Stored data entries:
▬▬▬▬▬▬▬▬▬▬

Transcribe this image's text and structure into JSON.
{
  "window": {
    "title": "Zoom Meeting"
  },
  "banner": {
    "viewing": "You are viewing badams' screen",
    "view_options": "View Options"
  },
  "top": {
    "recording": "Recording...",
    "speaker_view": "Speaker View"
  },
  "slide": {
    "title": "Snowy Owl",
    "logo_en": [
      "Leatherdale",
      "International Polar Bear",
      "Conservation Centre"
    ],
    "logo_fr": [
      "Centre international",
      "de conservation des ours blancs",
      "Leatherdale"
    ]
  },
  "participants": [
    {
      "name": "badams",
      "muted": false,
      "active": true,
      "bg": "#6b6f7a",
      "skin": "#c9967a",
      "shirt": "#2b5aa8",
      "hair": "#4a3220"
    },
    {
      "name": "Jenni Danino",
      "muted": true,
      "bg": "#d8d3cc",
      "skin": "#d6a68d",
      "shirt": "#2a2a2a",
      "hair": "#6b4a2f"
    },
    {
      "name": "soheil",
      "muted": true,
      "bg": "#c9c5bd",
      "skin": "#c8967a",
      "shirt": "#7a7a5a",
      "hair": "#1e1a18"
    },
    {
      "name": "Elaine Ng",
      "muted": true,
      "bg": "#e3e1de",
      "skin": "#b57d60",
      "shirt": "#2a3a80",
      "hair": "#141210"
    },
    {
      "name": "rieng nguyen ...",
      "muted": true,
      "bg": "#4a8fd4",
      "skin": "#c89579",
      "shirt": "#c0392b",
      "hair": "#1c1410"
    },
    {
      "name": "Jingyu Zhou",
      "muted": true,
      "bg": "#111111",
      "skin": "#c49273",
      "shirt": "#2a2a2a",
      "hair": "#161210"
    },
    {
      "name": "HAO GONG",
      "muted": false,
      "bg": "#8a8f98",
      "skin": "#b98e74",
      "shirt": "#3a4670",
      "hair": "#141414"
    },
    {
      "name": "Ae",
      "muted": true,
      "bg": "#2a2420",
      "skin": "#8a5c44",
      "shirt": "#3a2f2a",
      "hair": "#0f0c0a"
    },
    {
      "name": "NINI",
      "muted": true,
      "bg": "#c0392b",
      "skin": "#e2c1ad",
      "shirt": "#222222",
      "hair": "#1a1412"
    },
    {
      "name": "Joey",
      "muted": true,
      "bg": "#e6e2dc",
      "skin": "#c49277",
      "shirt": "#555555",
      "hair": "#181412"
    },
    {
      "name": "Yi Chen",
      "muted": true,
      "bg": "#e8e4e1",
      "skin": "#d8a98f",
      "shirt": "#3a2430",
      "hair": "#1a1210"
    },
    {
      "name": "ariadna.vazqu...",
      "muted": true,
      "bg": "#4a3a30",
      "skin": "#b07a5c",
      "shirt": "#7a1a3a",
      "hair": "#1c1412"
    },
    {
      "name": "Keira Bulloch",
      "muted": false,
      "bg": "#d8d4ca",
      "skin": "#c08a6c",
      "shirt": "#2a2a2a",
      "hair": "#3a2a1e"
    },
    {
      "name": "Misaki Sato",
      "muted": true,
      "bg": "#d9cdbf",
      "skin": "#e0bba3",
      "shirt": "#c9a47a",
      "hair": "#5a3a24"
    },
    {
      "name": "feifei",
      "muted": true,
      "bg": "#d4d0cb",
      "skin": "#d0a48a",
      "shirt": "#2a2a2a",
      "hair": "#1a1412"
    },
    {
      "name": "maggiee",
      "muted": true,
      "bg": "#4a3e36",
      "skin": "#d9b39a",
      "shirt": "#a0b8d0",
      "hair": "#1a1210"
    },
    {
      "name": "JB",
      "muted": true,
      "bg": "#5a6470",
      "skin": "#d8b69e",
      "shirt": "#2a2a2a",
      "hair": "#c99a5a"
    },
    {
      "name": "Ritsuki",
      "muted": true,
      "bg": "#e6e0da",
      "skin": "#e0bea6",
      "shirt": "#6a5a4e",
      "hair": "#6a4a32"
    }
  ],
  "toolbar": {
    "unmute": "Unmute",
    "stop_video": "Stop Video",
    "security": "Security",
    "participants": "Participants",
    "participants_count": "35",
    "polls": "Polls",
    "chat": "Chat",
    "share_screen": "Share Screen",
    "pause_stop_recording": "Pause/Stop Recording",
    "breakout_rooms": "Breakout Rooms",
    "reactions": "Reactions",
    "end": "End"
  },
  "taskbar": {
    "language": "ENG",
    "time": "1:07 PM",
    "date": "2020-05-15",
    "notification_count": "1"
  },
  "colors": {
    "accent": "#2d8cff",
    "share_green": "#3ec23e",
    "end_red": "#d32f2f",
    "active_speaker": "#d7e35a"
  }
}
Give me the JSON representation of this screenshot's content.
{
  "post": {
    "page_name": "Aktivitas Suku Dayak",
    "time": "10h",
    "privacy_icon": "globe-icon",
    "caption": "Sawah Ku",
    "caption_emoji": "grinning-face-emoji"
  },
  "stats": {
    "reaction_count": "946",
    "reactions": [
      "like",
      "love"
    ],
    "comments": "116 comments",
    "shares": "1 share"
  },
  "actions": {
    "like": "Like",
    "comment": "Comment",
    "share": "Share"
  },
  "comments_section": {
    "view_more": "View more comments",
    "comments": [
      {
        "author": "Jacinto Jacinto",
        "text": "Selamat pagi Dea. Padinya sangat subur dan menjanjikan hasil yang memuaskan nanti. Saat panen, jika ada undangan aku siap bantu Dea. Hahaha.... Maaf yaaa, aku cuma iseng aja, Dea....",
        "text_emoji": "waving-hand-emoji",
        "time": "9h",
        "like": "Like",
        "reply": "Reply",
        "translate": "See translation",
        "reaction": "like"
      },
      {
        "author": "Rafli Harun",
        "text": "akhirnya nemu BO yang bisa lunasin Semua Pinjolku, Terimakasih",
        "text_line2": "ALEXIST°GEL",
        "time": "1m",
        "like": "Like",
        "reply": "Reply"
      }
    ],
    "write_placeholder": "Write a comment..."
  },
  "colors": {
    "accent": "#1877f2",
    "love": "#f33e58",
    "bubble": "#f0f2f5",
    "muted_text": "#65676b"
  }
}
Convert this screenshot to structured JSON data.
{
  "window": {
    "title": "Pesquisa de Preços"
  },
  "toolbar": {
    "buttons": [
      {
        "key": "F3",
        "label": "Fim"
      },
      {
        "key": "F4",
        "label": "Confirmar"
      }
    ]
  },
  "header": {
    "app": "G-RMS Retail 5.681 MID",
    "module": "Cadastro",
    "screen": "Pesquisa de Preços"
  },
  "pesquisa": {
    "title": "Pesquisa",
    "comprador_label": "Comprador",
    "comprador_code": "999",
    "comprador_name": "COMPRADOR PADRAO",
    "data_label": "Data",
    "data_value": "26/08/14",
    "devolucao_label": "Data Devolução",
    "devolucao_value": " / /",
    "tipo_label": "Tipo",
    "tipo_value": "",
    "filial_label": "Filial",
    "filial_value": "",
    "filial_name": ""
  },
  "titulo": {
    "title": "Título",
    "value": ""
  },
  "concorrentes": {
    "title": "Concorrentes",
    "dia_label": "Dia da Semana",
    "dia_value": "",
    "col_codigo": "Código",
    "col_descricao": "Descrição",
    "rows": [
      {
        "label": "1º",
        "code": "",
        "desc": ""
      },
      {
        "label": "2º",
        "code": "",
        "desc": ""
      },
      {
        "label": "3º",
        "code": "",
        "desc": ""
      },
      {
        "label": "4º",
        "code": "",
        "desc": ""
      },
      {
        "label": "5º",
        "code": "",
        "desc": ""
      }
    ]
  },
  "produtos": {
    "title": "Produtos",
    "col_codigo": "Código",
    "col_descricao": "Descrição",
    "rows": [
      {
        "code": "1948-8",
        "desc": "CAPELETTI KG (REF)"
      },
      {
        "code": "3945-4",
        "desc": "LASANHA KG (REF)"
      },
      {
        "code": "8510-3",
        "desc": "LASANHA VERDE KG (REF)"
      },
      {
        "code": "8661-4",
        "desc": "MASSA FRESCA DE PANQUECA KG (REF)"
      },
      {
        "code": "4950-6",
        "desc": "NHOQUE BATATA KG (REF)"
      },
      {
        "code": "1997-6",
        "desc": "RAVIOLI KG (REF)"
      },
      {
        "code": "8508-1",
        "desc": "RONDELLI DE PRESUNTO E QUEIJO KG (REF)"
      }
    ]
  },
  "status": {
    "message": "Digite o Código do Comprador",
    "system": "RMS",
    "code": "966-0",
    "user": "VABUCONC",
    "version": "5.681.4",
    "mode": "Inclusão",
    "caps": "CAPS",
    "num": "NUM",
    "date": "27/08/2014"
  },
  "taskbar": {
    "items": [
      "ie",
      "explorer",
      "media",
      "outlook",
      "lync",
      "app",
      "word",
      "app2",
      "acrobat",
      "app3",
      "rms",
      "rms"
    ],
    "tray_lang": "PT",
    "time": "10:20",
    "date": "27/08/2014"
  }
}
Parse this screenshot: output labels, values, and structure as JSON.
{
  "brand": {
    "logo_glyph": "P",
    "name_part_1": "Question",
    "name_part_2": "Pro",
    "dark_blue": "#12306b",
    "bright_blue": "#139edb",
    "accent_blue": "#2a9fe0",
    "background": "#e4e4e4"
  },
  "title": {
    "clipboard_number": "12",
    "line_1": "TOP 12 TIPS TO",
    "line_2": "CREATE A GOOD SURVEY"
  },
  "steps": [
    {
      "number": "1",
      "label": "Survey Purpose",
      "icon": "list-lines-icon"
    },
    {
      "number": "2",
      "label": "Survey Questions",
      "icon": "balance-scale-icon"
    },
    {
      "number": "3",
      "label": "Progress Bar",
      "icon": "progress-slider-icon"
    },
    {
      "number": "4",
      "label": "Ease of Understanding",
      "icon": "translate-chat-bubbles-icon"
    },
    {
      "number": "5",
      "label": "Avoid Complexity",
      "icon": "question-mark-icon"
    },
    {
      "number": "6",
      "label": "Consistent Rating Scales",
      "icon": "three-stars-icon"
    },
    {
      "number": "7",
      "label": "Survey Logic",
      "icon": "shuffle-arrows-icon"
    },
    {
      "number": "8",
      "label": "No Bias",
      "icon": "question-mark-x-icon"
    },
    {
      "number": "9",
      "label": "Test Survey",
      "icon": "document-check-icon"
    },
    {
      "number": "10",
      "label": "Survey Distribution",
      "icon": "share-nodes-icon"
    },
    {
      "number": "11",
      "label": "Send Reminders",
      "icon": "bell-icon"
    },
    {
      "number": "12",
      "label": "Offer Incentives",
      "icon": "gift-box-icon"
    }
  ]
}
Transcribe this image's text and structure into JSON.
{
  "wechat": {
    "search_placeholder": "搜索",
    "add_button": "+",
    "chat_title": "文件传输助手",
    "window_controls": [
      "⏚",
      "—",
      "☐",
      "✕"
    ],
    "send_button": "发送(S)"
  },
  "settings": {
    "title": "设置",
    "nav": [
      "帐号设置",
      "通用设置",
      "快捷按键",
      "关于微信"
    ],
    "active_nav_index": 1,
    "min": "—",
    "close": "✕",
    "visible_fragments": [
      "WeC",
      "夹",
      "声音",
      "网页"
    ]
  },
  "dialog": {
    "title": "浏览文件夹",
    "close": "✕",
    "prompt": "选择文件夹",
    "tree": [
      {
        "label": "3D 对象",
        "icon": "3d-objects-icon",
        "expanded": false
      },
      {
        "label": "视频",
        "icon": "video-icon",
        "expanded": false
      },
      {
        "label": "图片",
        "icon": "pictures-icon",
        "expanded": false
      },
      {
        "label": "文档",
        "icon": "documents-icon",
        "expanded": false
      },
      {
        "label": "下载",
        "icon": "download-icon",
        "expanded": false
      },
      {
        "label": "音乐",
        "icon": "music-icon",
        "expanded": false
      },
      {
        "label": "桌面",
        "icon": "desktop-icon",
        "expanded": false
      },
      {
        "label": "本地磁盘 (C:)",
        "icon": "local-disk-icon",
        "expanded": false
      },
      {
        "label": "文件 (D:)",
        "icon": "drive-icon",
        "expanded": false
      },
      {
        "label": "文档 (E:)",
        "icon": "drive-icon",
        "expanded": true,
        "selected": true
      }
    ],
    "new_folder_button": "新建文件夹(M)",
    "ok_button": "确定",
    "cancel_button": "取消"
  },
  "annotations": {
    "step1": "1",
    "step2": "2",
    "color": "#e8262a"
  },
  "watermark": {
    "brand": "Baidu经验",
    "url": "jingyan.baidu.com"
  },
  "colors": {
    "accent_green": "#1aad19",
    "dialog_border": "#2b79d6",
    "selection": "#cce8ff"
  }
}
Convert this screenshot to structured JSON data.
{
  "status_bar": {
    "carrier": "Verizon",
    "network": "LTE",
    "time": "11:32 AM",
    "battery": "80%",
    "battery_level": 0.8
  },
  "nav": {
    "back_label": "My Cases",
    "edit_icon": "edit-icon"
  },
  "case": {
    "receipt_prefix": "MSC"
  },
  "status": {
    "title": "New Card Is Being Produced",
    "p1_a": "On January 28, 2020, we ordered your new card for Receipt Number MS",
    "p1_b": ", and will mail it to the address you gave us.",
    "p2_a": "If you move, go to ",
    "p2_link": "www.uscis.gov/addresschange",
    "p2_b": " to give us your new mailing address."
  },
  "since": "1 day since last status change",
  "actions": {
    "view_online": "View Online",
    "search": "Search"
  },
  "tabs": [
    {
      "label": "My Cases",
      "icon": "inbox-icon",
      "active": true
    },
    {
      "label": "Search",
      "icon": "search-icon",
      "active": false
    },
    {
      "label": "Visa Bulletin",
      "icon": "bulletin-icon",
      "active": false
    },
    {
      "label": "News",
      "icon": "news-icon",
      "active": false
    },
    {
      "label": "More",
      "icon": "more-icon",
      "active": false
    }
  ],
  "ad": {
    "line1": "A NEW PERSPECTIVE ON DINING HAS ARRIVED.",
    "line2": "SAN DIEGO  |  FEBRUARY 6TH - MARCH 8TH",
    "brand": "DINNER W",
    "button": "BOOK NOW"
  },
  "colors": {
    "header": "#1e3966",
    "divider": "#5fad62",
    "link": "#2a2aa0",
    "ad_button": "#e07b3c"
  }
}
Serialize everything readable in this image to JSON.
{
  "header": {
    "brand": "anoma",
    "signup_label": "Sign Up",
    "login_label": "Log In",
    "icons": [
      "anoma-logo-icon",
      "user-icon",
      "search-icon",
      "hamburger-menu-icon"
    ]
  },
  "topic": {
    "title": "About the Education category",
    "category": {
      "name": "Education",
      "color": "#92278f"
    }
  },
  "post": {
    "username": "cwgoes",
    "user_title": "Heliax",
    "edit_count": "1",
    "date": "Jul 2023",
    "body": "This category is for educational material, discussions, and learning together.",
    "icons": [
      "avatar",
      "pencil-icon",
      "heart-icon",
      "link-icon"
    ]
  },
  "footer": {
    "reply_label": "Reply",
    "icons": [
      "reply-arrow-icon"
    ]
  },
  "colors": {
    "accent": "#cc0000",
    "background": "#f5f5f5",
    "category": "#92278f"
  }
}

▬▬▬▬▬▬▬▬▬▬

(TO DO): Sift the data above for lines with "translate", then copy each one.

(EXPECTED OUTPUT):
        "translate": "See translation",
      "icon": "translate-chat-bubbles-icon"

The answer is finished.